* Task statement: Which lines in the records below contain the word "half"? Report each of them.

---------- Extracted records

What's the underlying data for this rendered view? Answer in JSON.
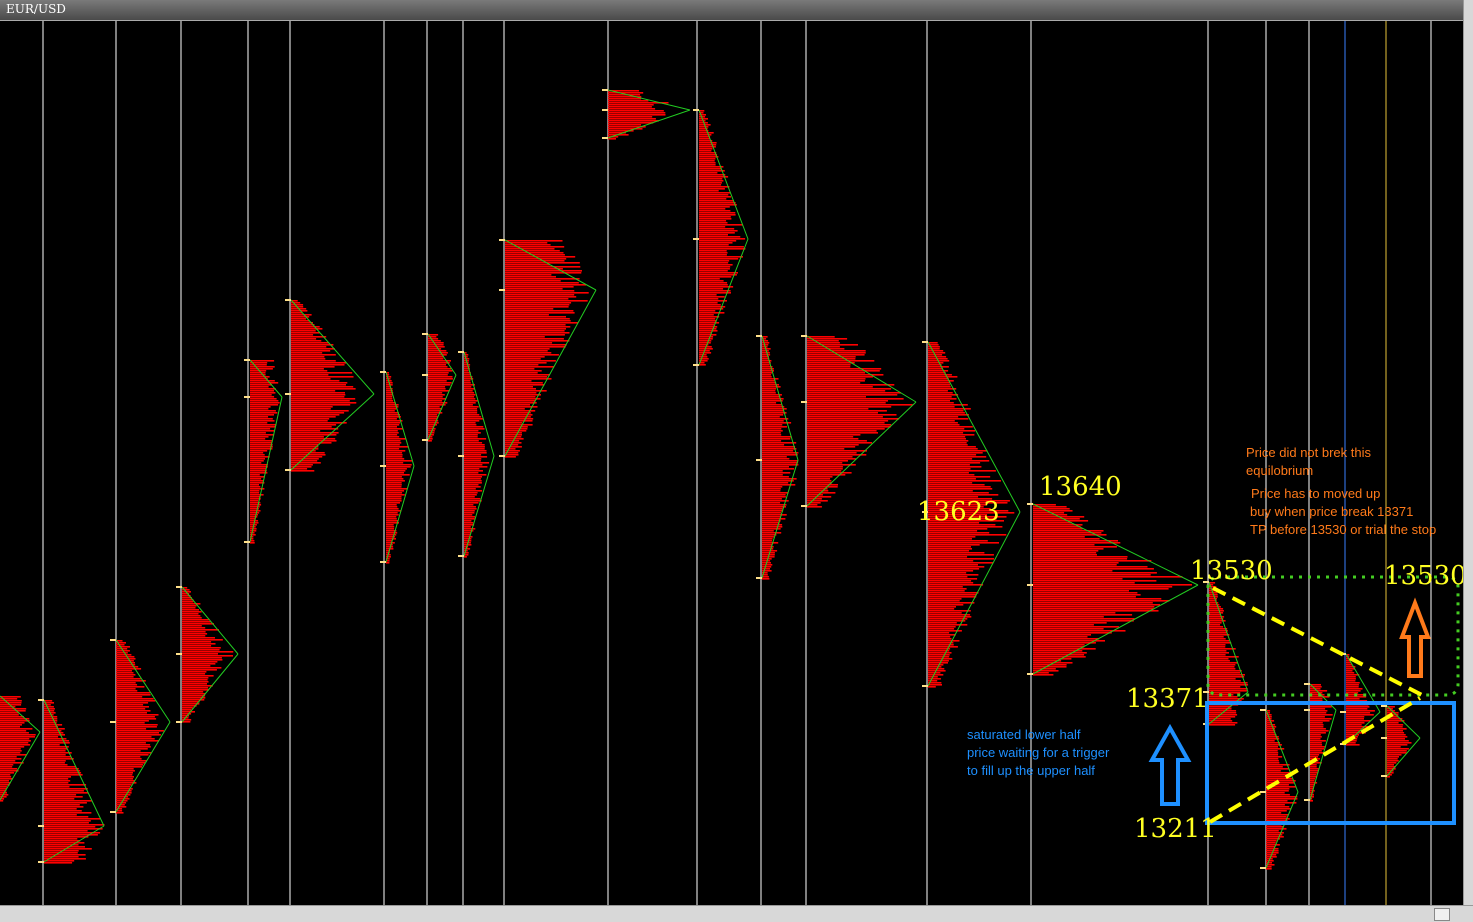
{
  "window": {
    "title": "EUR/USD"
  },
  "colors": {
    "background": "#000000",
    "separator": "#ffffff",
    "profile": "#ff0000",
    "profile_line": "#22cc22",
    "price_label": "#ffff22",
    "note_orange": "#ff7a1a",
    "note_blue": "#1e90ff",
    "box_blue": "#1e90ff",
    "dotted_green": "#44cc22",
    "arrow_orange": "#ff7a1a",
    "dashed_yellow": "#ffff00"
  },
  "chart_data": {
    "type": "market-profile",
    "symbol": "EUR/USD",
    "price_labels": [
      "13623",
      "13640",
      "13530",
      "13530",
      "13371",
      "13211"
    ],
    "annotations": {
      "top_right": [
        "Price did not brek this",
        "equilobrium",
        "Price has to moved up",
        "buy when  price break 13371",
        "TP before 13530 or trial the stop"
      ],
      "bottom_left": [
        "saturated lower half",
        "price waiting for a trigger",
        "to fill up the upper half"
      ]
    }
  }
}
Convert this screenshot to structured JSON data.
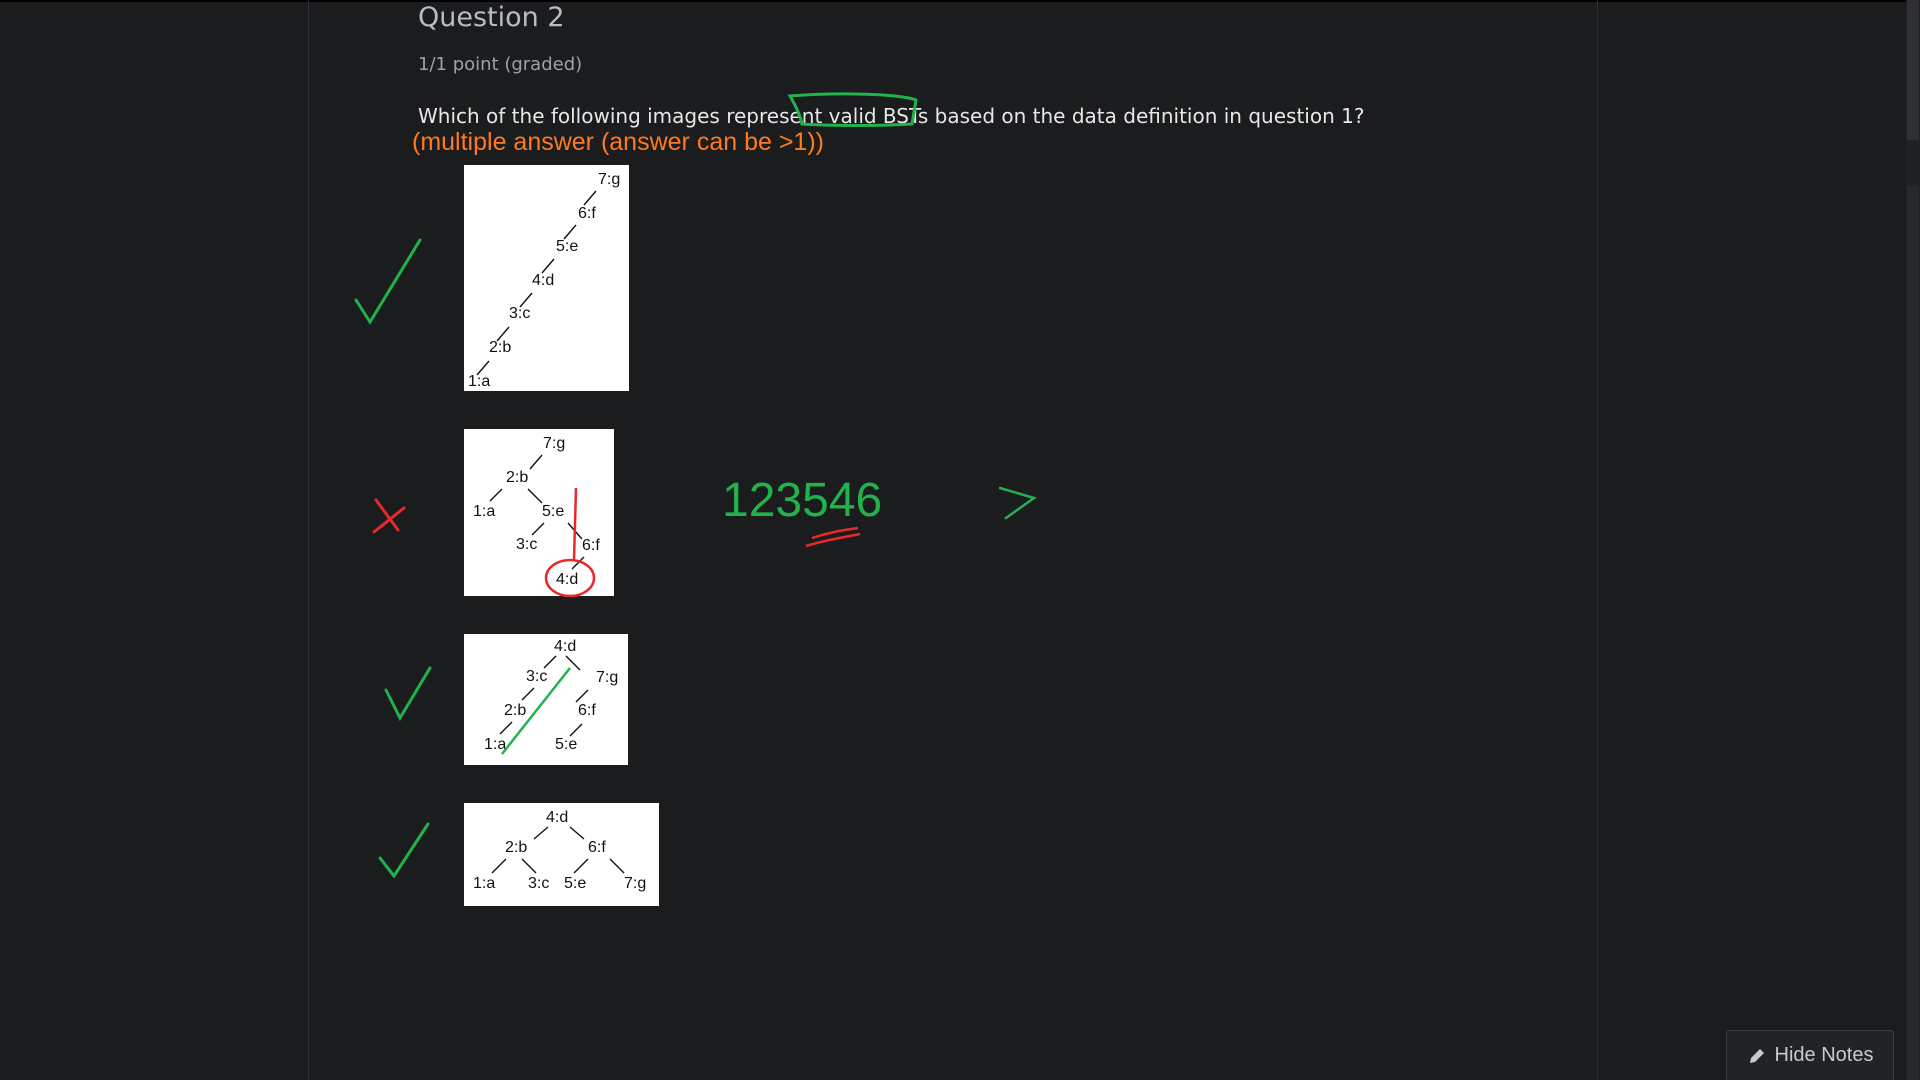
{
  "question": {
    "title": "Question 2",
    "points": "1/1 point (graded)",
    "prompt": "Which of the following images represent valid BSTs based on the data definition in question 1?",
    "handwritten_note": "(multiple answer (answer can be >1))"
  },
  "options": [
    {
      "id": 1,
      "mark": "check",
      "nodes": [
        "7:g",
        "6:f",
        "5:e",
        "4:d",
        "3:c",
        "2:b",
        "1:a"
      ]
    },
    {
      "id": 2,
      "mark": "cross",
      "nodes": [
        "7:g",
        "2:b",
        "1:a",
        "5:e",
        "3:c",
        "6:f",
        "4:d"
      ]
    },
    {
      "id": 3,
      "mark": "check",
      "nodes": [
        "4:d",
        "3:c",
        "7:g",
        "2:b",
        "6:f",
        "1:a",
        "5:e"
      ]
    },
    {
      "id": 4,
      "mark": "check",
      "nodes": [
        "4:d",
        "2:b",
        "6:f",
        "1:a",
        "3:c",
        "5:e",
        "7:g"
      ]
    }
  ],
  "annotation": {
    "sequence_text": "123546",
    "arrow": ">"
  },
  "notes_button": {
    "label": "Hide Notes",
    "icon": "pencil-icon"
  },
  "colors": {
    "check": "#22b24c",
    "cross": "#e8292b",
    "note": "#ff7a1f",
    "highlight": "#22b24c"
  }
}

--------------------

* Task answer:
        "saturated lower half",
        "to fill up the upper half"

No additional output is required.